By Mr Chris Evans
FEATURE | July 09, 2019:
This article is a recollection of Mr Chris Evans of Moral Re-Armament (MRA) while he was in Shillong as a young man to bear witness to the “historic event” during the inauguration of Meghalaya as a semi-independent state in 1970.
In Mr Evans’ words: My 48-year-old memory
I visited Meghalaya in March and April 1970 in my gap year, nineteen years old and straight from a farm in the West of England. Arriving in Gauhati by train from Delhi, I remember the bus straining up the road to Shillong as the scenery and vegetation changed before my eyes.
I was part of the travelling cast of a musical revue from Europe called “Anything to Declare”, an initiative of Moral Re-Armament (or Initiatives of Change as it is now known). There were 70 of us, young Europeans who wanted to say that our continent had something of value for the world. We imagined ourselves reaching the boundary of Europe, and being asked at the customs barrier, “Do you have anything to declare as you enter the rest of the world?” The revue was our answer.
To our great surprise and delight we were invited to Assam and Meghalaya by a stellar group of leaders, as per the letter of invitation below.
Few of them had seen our show, but they knew the value of the work being done in the region by Moral Re-Armament.
We arrived in Shillong, and were offered accommodation in homes and guest houses all over the city. I stayed at the Sericulture Silk Farm. I wonder if it is still there….? And we put on our show for the public of Shillong, meeting many of them after the curtain fell each night.
I think we received far more than we were able to give. Not only did we have the privilege to witness the inauguration of Meghalaya as a semi-independent state, as part of a huge crowd addressed by Mrs Indira Gandhi; we also learned direct from key actors some of the background to how the agreement to form the new state came about.
In particular, Stanley Nichols-Roy (who became Minister for Industry in the new cabinet), and his wife, Helen, were most generous in giving us their time. They told us very candidly how Stanley had decided to mend some fences with Helen, and that, encouraged by this experience, he had reached out to a political adversary, B P Chalihah, Chief Minister of Assam. Of course he could not tell us what they talked about, but he did say that in conversation he had apologised to Chalihah, not for his political stance but for his personal antagonism, and that trust had started to grow between them where there had been none before.
The causes of such a settlement, when violence had been widely expected, were no doubt many and complex. But everyone, including Mrs Gandhi was talking about the unusual level of trust that characterised the negotiations.
We felt we had not only witnessed one of the unequivocally good news stories of 1970, but that we had been given a privileged insight into how it had come about. It made a great impression on many of us, and in my case has affected everything I have tried to do since.

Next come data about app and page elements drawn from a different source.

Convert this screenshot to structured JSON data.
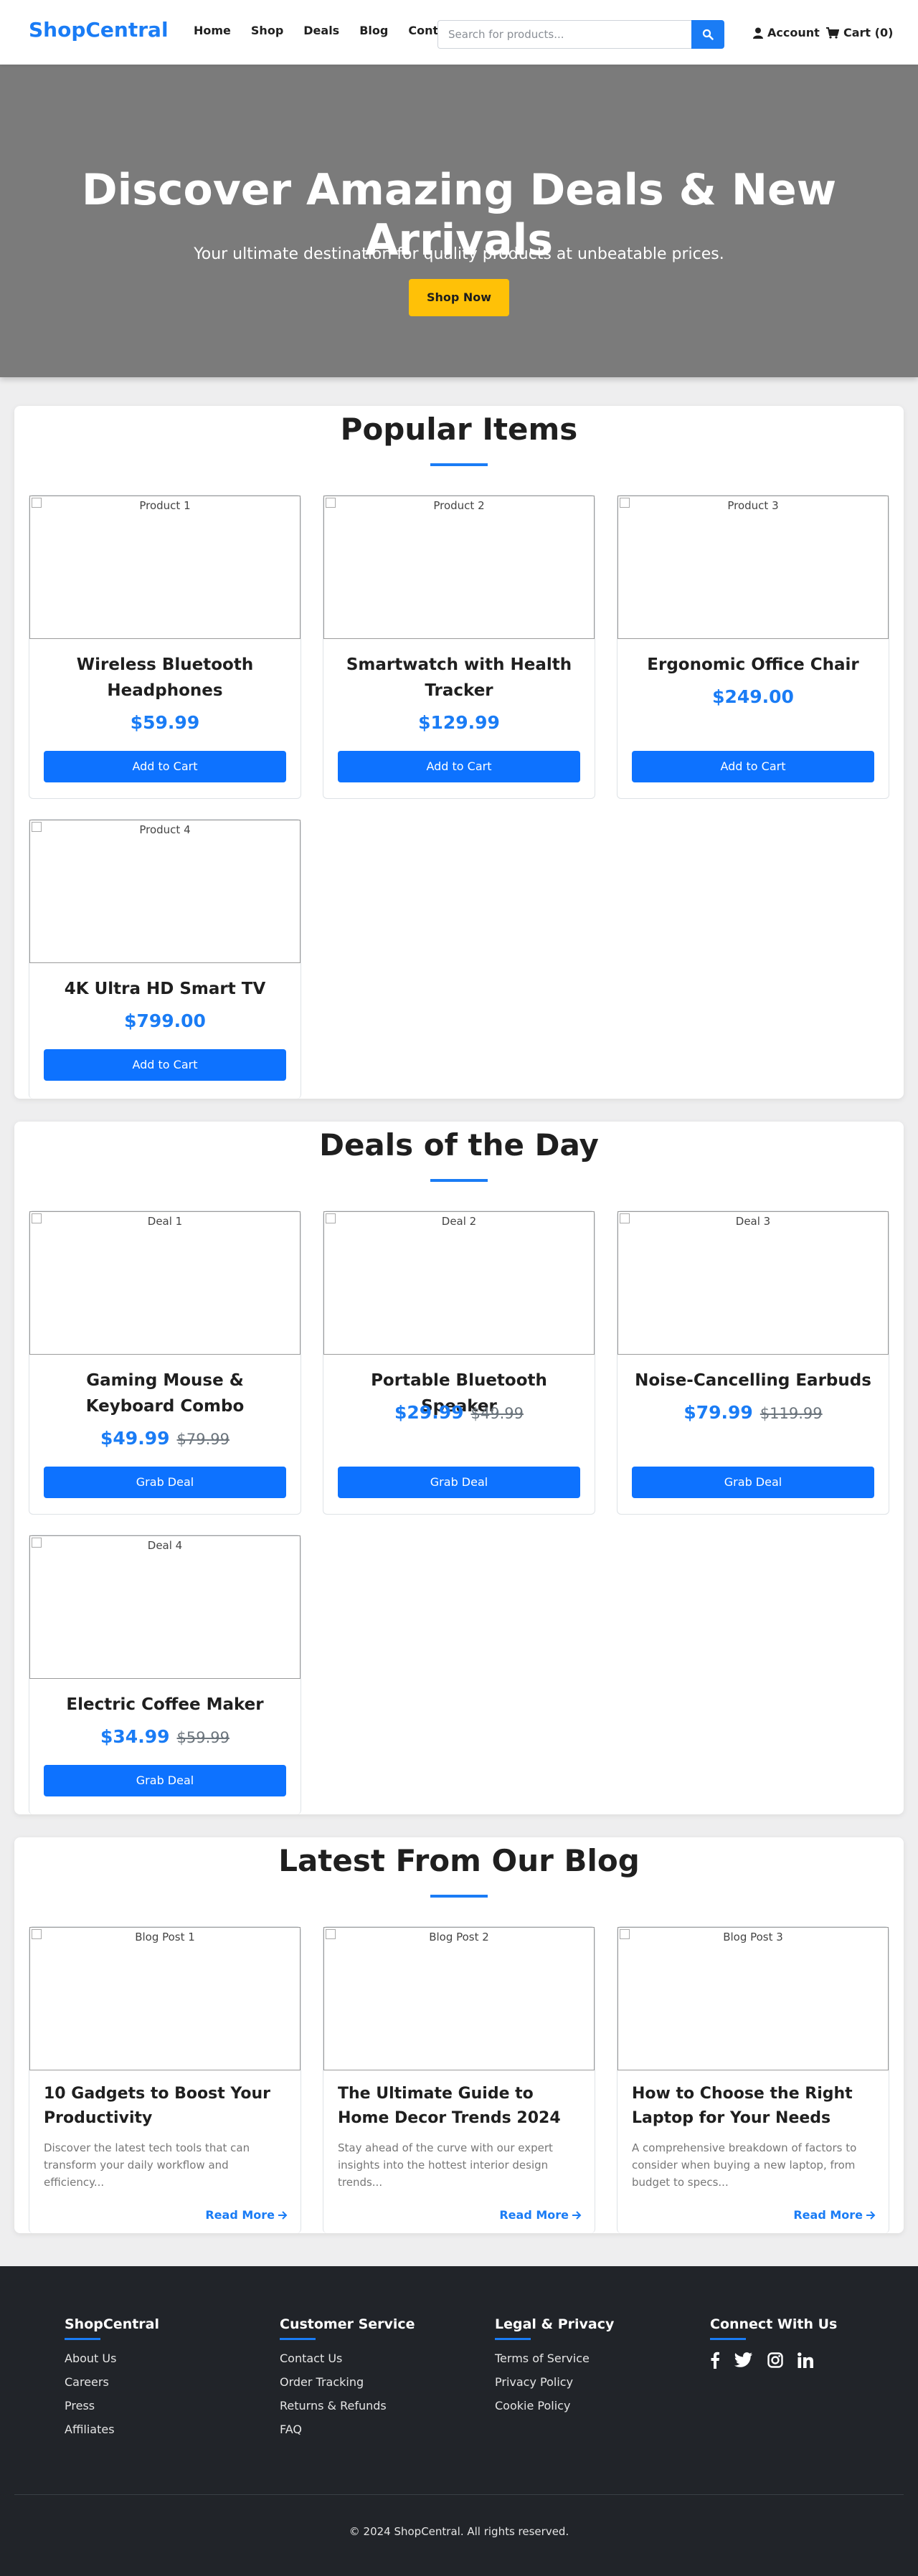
{
  "header": {
    "logo": "ShopCentral",
    "nav": [
      "Home",
      "Shop",
      "Deals",
      "Blog",
      "Contact"
    ],
    "search_placeholder": "Search for products...",
    "account_label": "Account",
    "cart_label": "Cart (0)"
  },
  "hero": {
    "title": "Discover Amazing Deals & New Arrivals",
    "subtitle": "Your ultimate destination for quality products at unbeatable prices.",
    "cta": "Shop Now"
  },
  "popular": {
    "title": "Popular Items",
    "button_label": "Add to Cart",
    "items": [
      {
        "image_alt": "Product 1",
        "name": "Wireless Bluetooth Headphones",
        "price": "$59.99"
      },
      {
        "image_alt": "Product 2",
        "name": "Smartwatch with Health Tracker",
        "price": "$129.99"
      },
      {
        "image_alt": "Product 3",
        "name": "Ergonomic Office Chair",
        "price": "$249.00"
      },
      {
        "image_alt": "Product 4",
        "name": "4K Ultra HD Smart TV",
        "price": "$799.00"
      }
    ]
  },
  "deals": {
    "title": "Deals of the Day",
    "button_label": "Grab Deal",
    "items": [
      {
        "image_alt": "Deal 1",
        "name": "Gaming Mouse & Keyboard Combo",
        "price": "$49.99",
        "old_price": "$79.99"
      },
      {
        "image_alt": "Deal 2",
        "name": "Portable Bluetooth Speaker",
        "price": "$29.99",
        "old_price": "$49.99"
      },
      {
        "image_alt": "Deal 3",
        "name": "Noise-Cancelling Earbuds",
        "price": "$79.99",
        "old_price": "$119.99"
      },
      {
        "image_alt": "Deal 4",
        "name": "Electric Coffee Maker",
        "price": "$34.99",
        "old_price": "$59.99"
      }
    ]
  },
  "blog": {
    "title": "Latest From Our Blog",
    "read_more": "Read More",
    "posts": [
      {
        "image_alt": "Blog Post 1",
        "title": "10 Gadgets to Boost Your Productivity",
        "excerpt": "Discover the latest tech tools that can transform your daily workflow and efficiency..."
      },
      {
        "image_alt": "Blog Post 2",
        "title": "The Ultimate Guide to Home Decor Trends 2024",
        "excerpt": "Stay ahead of the curve with our expert insights into the hottest interior design trends..."
      },
      {
        "image_alt": "Blog Post 3",
        "title": "How to Choose the Right Laptop for Your Needs",
        "excerpt": "A comprehensive breakdown of factors to consider when buying a new laptop, from budget to specs..."
      }
    ]
  },
  "footer": {
    "columns": [
      {
        "heading": "ShopCentral",
        "links": [
          "About Us",
          "Careers",
          "Press",
          "Affiliates"
        ]
      },
      {
        "heading": "Customer Service",
        "links": [
          "Contact Us",
          "Order Tracking",
          "Returns & Refunds",
          "FAQ"
        ]
      },
      {
        "heading": "Legal & Privacy",
        "links": [
          "Terms of Service",
          "Privacy Policy",
          "Cookie Policy"
        ]
      },
      {
        "heading": "Connect With Us",
        "social": [
          "facebook-icon",
          "twitter-icon",
          "instagram-icon",
          "linkedin-icon"
        ]
      }
    ],
    "copyright": "© 2024 ShopCentral. All rights reserved."
  },
  "colors": {
    "accent": "#1a7cf5",
    "button": "#0d72ff",
    "cta": "#ffc107",
    "hero_bg": "#7b7b7b",
    "footer_bg": "#212429"
  }
}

It may be mentioned that Meghalaya Chief Minister, Conrad K Sangma recently met Mr Evans during his visit to Switzerland to attend the Caux Forum.